Those readers of a certain age will remember Kick Start, a fun for all the family television programme in which amateur motorcyclists rode their steeds over and around an obstacle course comprising hay bales, planks and cabers. Inevitably, the rider would fail to ascend a vertiginous mud bank or tumble into a water trough, much to the hilarity of Dave Lee Travis and those watching at home. Such schadenfreude is at the core of the Trials franchise, in which the gamer rides a motorbike through increasingly ludicrous tracks while trying not to plummet to be bottom of a ravine, into a pit of wet cement or onto one of those ubiquitous exploding red barrels.
Trials Rising takes extreme sport and pushes it as far as it will go – and then keeps on pushing until it falls over the cliff. Like the later Tony Hawk’s Pro Skater games, it stretches the laws of physics far, far beyond their elastic limit, channelling the player through building sites, film sets, cityscapes and, in an early standout, a Magic Kingdom-style theme park where tricks must be pulled off roller-coasters and pirate ships. It goes without saying that realism is not the main concern here. Rather, the emphasis is on silly, knockabout fun, with each track a little more ridiculous than the last: at one point, your avatar hitches onto a space shuttle that rockets through the ozone layer into outer space. The fact that the design team has taken the time and effort to animate this entire and optional sequence should indicate the level of detail and wealth of secrets available here. While races are presented in 2.5D, the way in which they loop, fold, expand and contract is consistently engaging, as is the challenge of discovering alternate routes, hidden areas and other bonuses. Each level, presented as a “contract” that wins you experience points, pushes the gamer a little further by teaching you how to pull off wheelies, bunny hops, endos and so on. The learning curve is as steep as the ramps from which you will launch your rider but Trials Rising has a coherent internal logic that, while admittedly demented, is never unfair. It might take some time to acquire the digital skill to perform all of the tricks necessary for progressing through loop-the-loops and across moving platforms but these never feel arbitrary or random. Therefore, proceedings are given a twitchy, quick-start, level reset feel in the same vein as Super Meat Boy or Celeste.
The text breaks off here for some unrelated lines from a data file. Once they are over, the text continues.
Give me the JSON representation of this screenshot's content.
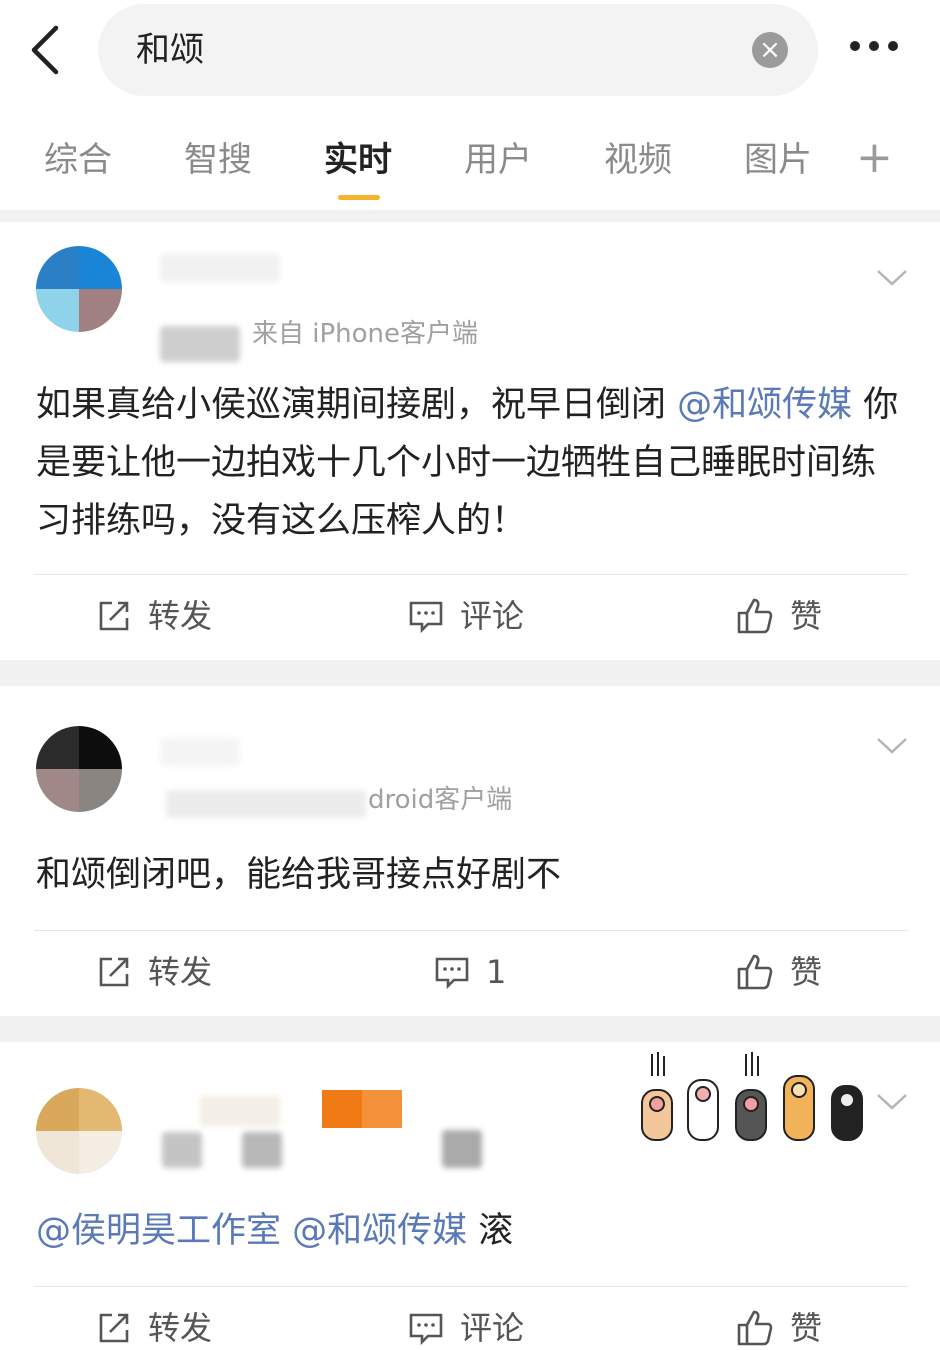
{
  "search": {
    "query": "和颂"
  },
  "tabs": [
    {
      "label": "综合"
    },
    {
      "label": "智搜"
    },
    {
      "label": "实时"
    },
    {
      "label": "用户"
    },
    {
      "label": "视频"
    },
    {
      "label": "图片"
    }
  ],
  "tab_plus": "+",
  "icons": {
    "back": "chevron-left-icon",
    "clear": "close-circle-icon",
    "more": "more-dots-icon",
    "repost": "repost-icon",
    "comment": "comment-icon",
    "like": "thumbs-up-icon",
    "expand": "chevron-down-icon"
  },
  "colors": {
    "accent": "#f7b32b",
    "mention": "#5a79b8"
  },
  "posts": [
    {
      "source": "来自 iPhone客户端",
      "content_parts": [
        {
          "text": "如果真给小侯巡演期间接剧，祝早日倒闭 ",
          "type": "text"
        },
        {
          "text": "@和颂传媒",
          "type": "mention"
        },
        {
          "text": " 你是要让他一边拍戏十几个小时一边牺牲自己睡眠时间练习排练吗，没有这么压榨人的！",
          "type": "text"
        }
      ],
      "actions": {
        "repost": "转发",
        "comment": "评论",
        "like": "赞"
      }
    },
    {
      "source": "droid客户端",
      "content_parts": [
        {
          "text": "和颂倒闭吧，能给我哥接点好剧不",
          "type": "text"
        }
      ],
      "actions": {
        "repost": "转发",
        "comment": "1",
        "like": "赞"
      }
    },
    {
      "source": "",
      "content_parts": [
        {
          "text": "@侯明昊工作室",
          "type": "mention"
        },
        {
          "text": " ",
          "type": "text"
        },
        {
          "text": "@和颂传媒",
          "type": "mention"
        },
        {
          "text": " 滚",
          "type": "text"
        }
      ],
      "actions": {
        "repost": "转发",
        "comment": "评论",
        "like": "赞"
      }
    }
  ]
}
Where Trials Fusion is less successful is in its light RPG elements. There is a story of sorts (your classic tale of a budding sportsperson rising through the ranks) in which completing levels across a map opens up harder and faster levels and also rewards the player with “loot crates” that house purely cosmetic items for customising both your bike and rider. The RPG element feels somewhat unnecessary and detracts slightly from the enjoyment of time attacking courses but it is not enough of an inconvenience to derail the enterprise altogether. Fans will no doubt find the track designer to be a useful and enjoyable tool, and there is an extensive community of players who have uploaded their own devious circuits alongside a series of bizarre skill-based activities in which you can batter your poor character around full-size versions of pinball and Peggle.
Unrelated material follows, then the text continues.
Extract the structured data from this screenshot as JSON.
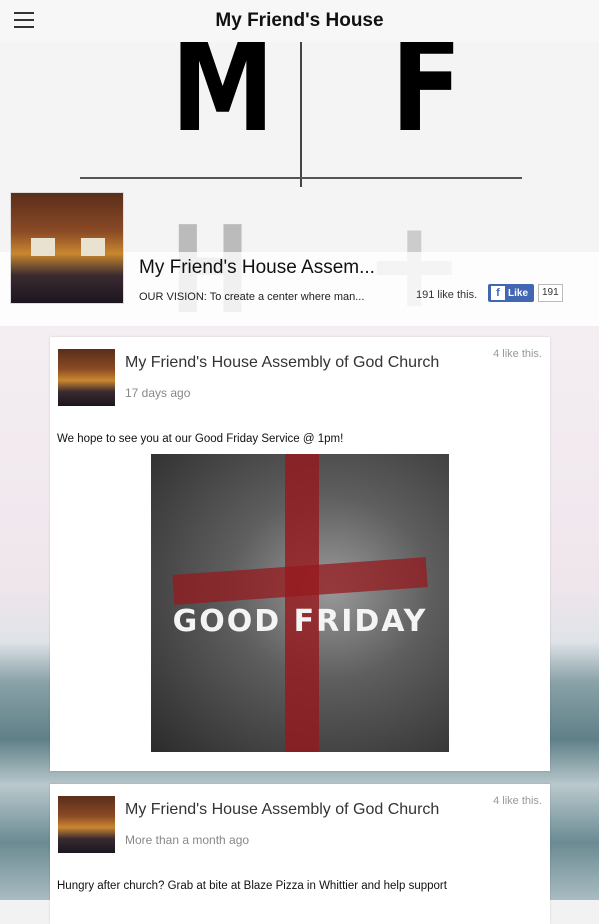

Trials Rising is a game with its tongue planted firmly in its cheek. It may not be revolutionary but it is fun. While it may take some grinding to unlock the latter levels, this is, for the most part, the kind of title that can be quickly picked up and played – and therefore enjoyed. Ross Thompson